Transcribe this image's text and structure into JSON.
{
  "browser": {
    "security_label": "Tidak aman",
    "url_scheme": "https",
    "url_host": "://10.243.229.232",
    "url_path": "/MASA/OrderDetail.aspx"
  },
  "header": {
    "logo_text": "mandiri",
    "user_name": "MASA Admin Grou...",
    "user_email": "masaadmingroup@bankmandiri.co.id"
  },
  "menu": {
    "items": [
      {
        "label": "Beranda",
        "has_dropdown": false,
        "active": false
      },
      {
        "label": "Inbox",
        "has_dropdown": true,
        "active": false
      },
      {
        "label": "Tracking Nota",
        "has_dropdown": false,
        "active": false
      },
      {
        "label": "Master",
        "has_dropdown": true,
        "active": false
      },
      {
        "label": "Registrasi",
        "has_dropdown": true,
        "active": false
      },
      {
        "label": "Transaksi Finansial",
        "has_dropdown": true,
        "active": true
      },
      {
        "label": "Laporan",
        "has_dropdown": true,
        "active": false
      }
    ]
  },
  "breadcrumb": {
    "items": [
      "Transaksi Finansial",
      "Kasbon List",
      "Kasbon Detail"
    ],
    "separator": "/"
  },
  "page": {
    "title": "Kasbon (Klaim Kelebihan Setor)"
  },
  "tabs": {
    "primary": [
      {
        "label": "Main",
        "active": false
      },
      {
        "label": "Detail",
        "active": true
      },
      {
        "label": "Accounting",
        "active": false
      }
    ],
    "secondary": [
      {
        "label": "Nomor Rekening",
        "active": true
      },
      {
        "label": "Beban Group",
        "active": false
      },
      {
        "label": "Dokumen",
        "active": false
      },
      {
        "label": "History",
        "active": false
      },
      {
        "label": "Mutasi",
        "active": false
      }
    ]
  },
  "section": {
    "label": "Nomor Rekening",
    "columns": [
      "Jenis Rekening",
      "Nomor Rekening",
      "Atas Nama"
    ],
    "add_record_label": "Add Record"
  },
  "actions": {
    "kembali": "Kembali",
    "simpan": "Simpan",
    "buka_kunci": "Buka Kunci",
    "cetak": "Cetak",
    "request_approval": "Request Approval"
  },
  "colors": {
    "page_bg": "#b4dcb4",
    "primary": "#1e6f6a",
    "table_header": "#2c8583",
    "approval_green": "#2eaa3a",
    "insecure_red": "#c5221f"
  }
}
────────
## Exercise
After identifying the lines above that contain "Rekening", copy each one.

## Solution for this exercise
        "label": "Nomor Rekening",
    "label": "Nomor Rekening",
      "Jenis Rekening",
      "Nomor Rekening",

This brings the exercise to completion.